5. playing a key role in the planning and strategy of campaign organizing and organization growth
6. finding and securing new sources of revenue and funds (ideally)
7. managing campaigns and responses to a fast-changing, dynamic field, running campaigns on high-impact issues
8. managing a team to reach org goals
We're looking for someone who is gregarious and loves to talk to people. Your role would be to primarily reach out to groups and individuals and to relay the most important tech battles and issues to large and small numbers of people in ways that resonate with them. Therefore you should be able to think on your feet, and have smart, powerful ideas to share with others. You should understand and be able to express in ways that resonate with your audience the nuances and overarching themes of tech policy, free internet principles, and organizing on the ground and online.
We're looking for someone smart and savvy and who can be funny and playful with ideas; we're looking for someone who can speak to people's humor, fears and what gets them going; and we want someone who has purposeful humor and creativity as well as poignant ideas and language that can cut through political gridlock and debate.
We look for people with a rigorous and thought-provoking perspective on a wide range of political issues, and especially on tech and policy.

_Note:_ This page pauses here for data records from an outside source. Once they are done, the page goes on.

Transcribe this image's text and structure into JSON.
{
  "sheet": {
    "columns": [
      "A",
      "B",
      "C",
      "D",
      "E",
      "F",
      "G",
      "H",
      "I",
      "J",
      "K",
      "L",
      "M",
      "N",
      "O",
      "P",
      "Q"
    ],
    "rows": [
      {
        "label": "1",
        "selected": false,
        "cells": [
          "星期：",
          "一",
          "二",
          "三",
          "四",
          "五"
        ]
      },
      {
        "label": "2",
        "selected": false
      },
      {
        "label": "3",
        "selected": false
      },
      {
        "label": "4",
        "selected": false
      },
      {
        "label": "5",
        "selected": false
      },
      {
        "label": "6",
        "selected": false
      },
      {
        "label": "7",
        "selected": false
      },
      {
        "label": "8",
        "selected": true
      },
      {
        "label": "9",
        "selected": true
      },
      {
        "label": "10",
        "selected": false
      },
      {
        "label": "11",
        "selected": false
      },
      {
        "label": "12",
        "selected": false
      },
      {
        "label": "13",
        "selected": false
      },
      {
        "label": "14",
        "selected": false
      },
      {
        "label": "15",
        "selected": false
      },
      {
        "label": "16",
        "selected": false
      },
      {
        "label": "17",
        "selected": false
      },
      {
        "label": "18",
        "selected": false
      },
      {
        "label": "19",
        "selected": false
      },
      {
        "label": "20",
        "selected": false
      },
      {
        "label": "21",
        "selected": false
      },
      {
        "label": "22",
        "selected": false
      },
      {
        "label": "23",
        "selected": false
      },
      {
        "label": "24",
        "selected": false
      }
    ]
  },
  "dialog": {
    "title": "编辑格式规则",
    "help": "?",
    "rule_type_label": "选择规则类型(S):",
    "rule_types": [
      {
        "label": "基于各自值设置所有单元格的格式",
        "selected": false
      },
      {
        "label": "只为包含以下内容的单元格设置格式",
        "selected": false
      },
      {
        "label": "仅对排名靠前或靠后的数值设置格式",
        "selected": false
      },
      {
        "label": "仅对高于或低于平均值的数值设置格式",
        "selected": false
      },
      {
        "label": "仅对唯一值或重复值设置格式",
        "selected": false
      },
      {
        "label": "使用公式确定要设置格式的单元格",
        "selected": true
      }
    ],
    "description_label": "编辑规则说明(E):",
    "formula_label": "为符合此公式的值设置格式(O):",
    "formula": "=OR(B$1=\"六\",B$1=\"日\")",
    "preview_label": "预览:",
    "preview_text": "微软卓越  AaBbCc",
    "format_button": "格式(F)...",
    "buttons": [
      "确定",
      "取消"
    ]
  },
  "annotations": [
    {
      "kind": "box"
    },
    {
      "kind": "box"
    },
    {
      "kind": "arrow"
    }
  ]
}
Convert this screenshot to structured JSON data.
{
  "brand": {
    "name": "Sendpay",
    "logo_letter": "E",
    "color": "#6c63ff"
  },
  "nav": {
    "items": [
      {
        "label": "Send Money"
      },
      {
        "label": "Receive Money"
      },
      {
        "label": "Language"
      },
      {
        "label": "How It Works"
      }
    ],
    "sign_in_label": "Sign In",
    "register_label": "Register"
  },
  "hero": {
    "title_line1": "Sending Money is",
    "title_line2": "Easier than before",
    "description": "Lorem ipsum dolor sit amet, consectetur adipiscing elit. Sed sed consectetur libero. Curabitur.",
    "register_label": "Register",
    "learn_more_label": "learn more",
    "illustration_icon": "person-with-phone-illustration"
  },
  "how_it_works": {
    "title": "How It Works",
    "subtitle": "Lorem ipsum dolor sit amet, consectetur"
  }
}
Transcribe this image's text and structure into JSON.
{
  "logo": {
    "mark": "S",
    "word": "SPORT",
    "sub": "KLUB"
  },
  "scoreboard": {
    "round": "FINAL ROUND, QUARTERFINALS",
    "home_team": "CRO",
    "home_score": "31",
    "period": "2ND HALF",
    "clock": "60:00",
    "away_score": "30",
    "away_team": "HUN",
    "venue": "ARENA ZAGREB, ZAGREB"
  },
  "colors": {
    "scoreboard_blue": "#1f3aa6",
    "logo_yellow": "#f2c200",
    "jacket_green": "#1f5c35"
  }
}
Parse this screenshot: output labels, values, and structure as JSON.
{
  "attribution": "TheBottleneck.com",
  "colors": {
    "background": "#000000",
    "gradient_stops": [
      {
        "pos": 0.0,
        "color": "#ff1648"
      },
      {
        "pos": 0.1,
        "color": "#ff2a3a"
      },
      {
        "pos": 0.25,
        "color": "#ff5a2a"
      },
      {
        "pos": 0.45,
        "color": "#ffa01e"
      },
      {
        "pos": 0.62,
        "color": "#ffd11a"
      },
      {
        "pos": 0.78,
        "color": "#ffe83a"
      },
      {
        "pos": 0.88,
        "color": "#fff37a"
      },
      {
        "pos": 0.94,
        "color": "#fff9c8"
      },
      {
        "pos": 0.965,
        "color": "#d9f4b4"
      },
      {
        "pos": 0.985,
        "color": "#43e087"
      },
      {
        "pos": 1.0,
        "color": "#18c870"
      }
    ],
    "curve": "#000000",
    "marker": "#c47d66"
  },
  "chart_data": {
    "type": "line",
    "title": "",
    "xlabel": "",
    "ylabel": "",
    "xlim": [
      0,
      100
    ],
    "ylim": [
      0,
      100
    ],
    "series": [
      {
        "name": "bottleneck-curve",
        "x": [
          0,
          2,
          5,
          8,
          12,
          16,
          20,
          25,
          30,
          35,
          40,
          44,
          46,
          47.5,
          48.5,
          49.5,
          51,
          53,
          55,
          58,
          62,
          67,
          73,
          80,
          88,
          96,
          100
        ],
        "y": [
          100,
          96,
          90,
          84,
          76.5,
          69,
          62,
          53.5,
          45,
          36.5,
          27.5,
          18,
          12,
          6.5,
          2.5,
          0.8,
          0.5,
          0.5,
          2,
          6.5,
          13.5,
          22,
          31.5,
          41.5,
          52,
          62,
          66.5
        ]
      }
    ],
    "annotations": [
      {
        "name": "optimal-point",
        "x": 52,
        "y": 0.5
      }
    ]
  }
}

We want you to be a thinker and someone who can synthesize a problem or an idea out of ordinary interaction and frustrations / struggles.
We'd especially enjoy someone who has a wide interest in pulling off tactics and strategy and using whatever resources are at their disposal -- you should have an interest in using law, policies, pop culture, music, philosophy, subcultural themes, memes, language, history, media, organizing playbooks, and whatever else is out there to pull off a really hard-hitting and exciting campaign for the right audience.
If you’re interested, send links to work you’ve done to email@example.com. Show us that you excel at the things we’re looking for. If you like, include links to or samples of your writing–ideally in situations where you’re writing to persuade a group of people to believe something or take an action.
The team will be 100% remote-—no need to commute or relocate. We are particularly looking for someone who is in San Francisco or New York. If you're interested in relocation to NYC / SF, let us know. We’d start working with you on a contract basis at an hourly rate, but we will be able to offer full-time position with competitive salary and benefits to the right person.
Include as much relevant information as possible: significant things you’ve done, projects you’ve worked on, etc. Being well-rounded is a plus, so don’t exclude significant skills or achievements just because they aren’t activism related (e.g. starting a business, or being a musician).
Compensation: Market Rate / Commensurate with Experience
Note: we expect this job announcement to reach a lot of people who are very politically active, but who may not be sold on the significance of this particular cause. So here’s a quick summary of how we see the threat and the opportunity:
First, technology is increasingly the foundation for social participation and the pursuit of justice. We depend on a combination of software, devices, and the internet to get news, read books, organize others— a slew of essential activities. Second, digital technology contains a basic social justice: once something gets made, it costs relatively little to give everyone access.
This means two things: 1) to preserve our existing freedoms and institutions we have to fight to keep their technological underpinnings free from interference. 2) If we’re successful we win much more than that: a world where everyone has equal access to many of humanity’s most valuable creations (knowledge, cultural expression, and the digital tools to make more).
There are several excellent organizations working on the same set of issues, but we think we can be much more effective by focusing on public-facing campaigns and employing a different mix of tactics. The organization’s founding team also has an interesting track record in doing just this.